A fivefold rise in the number of modern slavery reports shows that efforts to highlight the issue are working, according to the Home Office.
The Salvation Army, contracted by the Government to support victims of modern slavery, said that it supported 1,805 people in the year to March 2016, compared with 378 in its first year of operation (July 2011 to June 2012).
Minister for safeguarding, vulnerability and countering extremism Sarah Newton told the BBC: “Slavery has long been hidden in plain sight, and our policy is designed to encourage more victims to come forward and ask for help.
“We welcome increases in the number of referrals as a sign that our efforts to shine a light on modern slavery are working.”
Employers and modern slavery
Latest Home Office figures estimate that there are still as many as 13,000 victims of modern slavery in the UK, while the Salvation Army said that 42% of referrals work in industries such as agriculture or construction, and 13% are domestic servants. Women are the most likely to be victims, at 62% compared with 38% of males.
The highest figures were recorded in London, where almost one-third of all cases occurred, followed by the South-East, with the South-West and Eastern regions at the lower end of the scale.
The introduction of the Modern Slavery Act in 2015 required large employers to publish a slavery and human trafficking statement for each financial year ending on or after 31 March 2016. It is aimed at making sure that modern slavery is not occurring anywhere in businesses or their supply chains.
While a review one year after the introduction of the Act found that 289 modern slavery offences were prosecuted last year, along with a 40% rise in victims identified by the Government, Prime Minister Theresa May said that more drastic action was still needed.
In July, May wrote an article for the Sunday Telegraph, setting out her intentions for the Government’s first ever taskforce.
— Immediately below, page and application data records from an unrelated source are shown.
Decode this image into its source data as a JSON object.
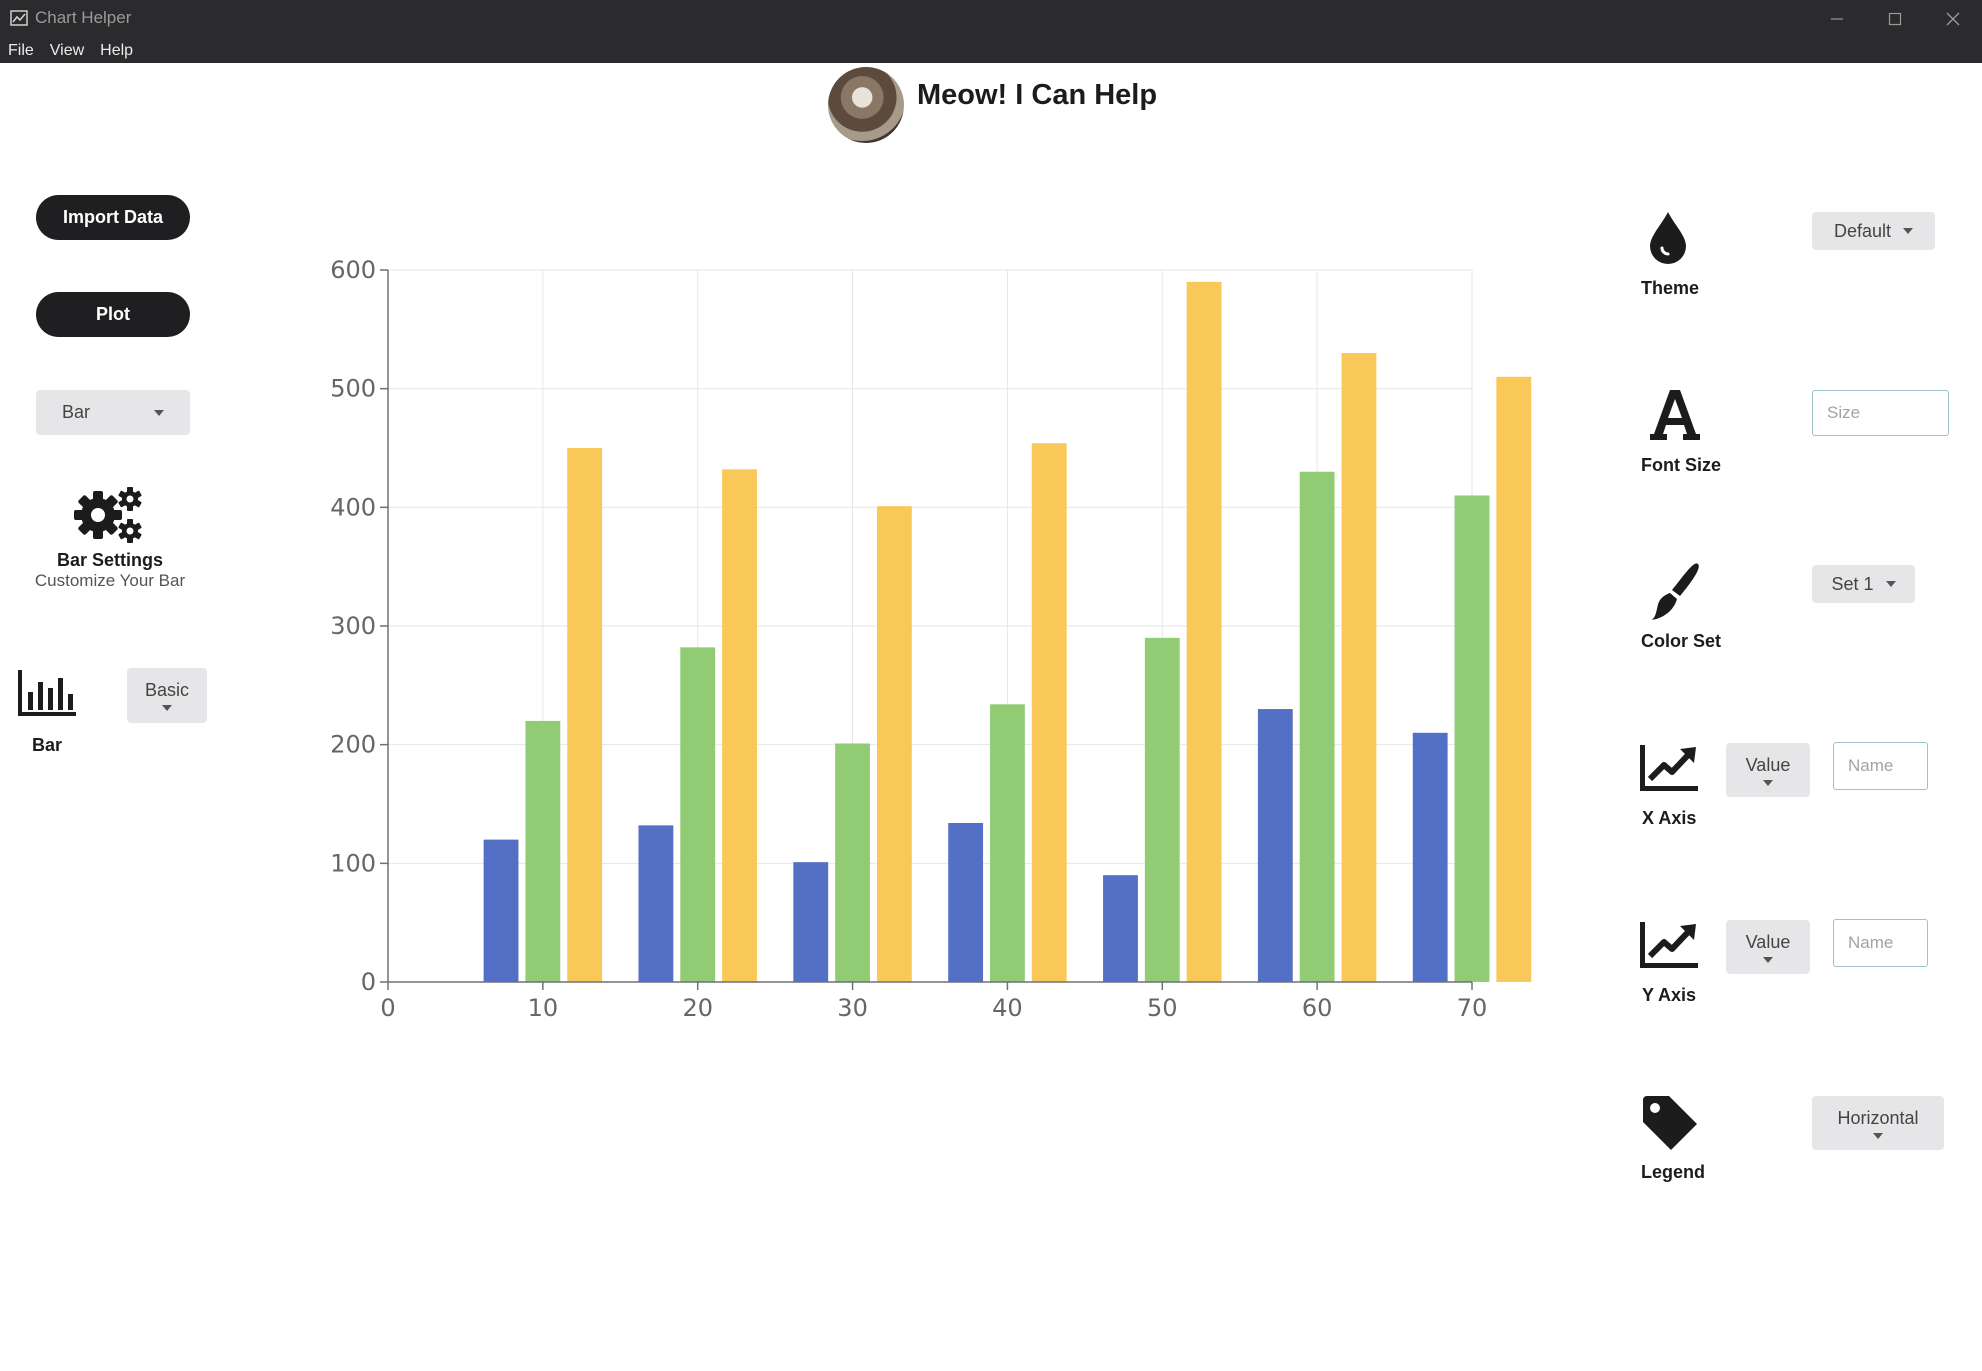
{
  "window": {
    "title": "Chart Helper",
    "menu": [
      "File",
      "View",
      "Help"
    ]
  },
  "header": {
    "title": "Meow! I Can Help"
  },
  "left_panel": {
    "import_label": "Import Data",
    "plot_label": "Plot",
    "chart_type": "Bar",
    "settings_title": "Bar Settings",
    "settings_subtitle": "Customize Your Bar",
    "bar_style_label": "Bar",
    "bar_style_select": "Basic"
  },
  "right_panel": {
    "theme": {
      "label": "Theme",
      "value": "Default"
    },
    "font_size": {
      "label": "Font Size",
      "placeholder": "Size"
    },
    "color_set": {
      "label": "Color Set",
      "value": "Set 1"
    },
    "x_axis": {
      "label": "X Axis",
      "type": "Value",
      "name_placeholder": "Name"
    },
    "y_axis": {
      "label": "Y Axis",
      "type": "Value",
      "name_placeholder": "Name"
    },
    "legend": {
      "label": "Legend",
      "value": "Horizontal"
    }
  },
  "colors": {
    "series_blue": "#5470c6",
    "series_green": "#91cc75",
    "series_yellow": "#fac858",
    "title_bar": "#2b2b2e",
    "button_dark": "#1f1f22"
  },
  "chart_data": {
    "type": "bar",
    "x_ticks": [
      "0",
      "10",
      "20",
      "30",
      "40",
      "50",
      "60",
      "70"
    ],
    "y_ticks": [
      "0",
      "100",
      "200",
      "300",
      "400",
      "500",
      "600"
    ],
    "x": [
      10,
      20,
      30,
      40,
      50,
      60,
      70
    ],
    "xlim": [
      0,
      70
    ],
    "ylim": [
      0,
      600
    ],
    "grid": true,
    "series": [
      {
        "values": [
          120,
          132,
          101,
          134,
          90,
          230,
          210
        ],
        "color": "#5470c6"
      },
      {
        "values": [
          220,
          282,
          201,
          234,
          290,
          430,
          410
        ],
        "color": "#91cc75"
      },
      {
        "values": [
          450,
          432,
          401,
          454,
          590,
          530,
          510
        ],
        "color": "#fac858"
      }
    ]
  }
}
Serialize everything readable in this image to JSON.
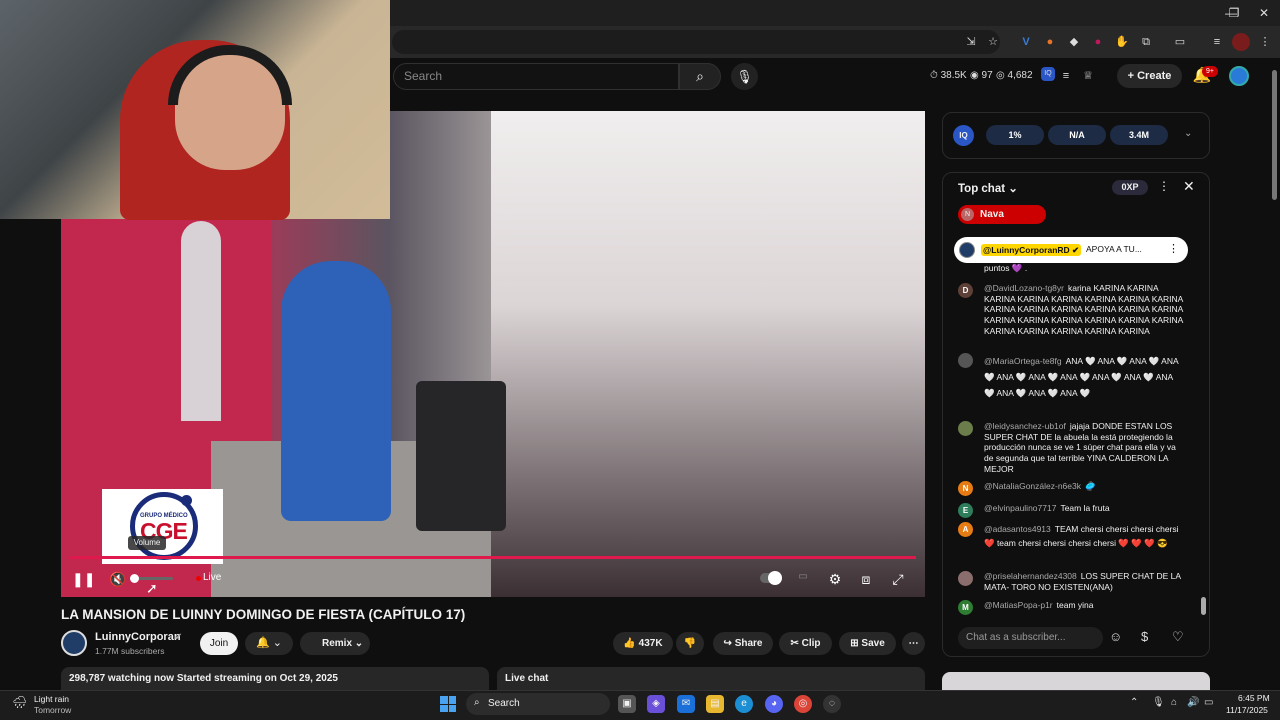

This will involve regular meetings with relevant departments, to raise awareness, improve training and improve support for victims.
“[R]ather than chasing individual criminals in Britain as they are reported, we need a radically new, comprehensive approach to defeating this vile and systematic international business model at its source and in transit, and we need to flex the muscle of all parts of the UK Government and collaborate with international partners,” she said.
Also, May is encouraging international partnerships to help fight slavery – £33 million from the UK aid budget will be used to create an International Modern Slavery Fund, targeted at high-risk countries known for trafficking victims.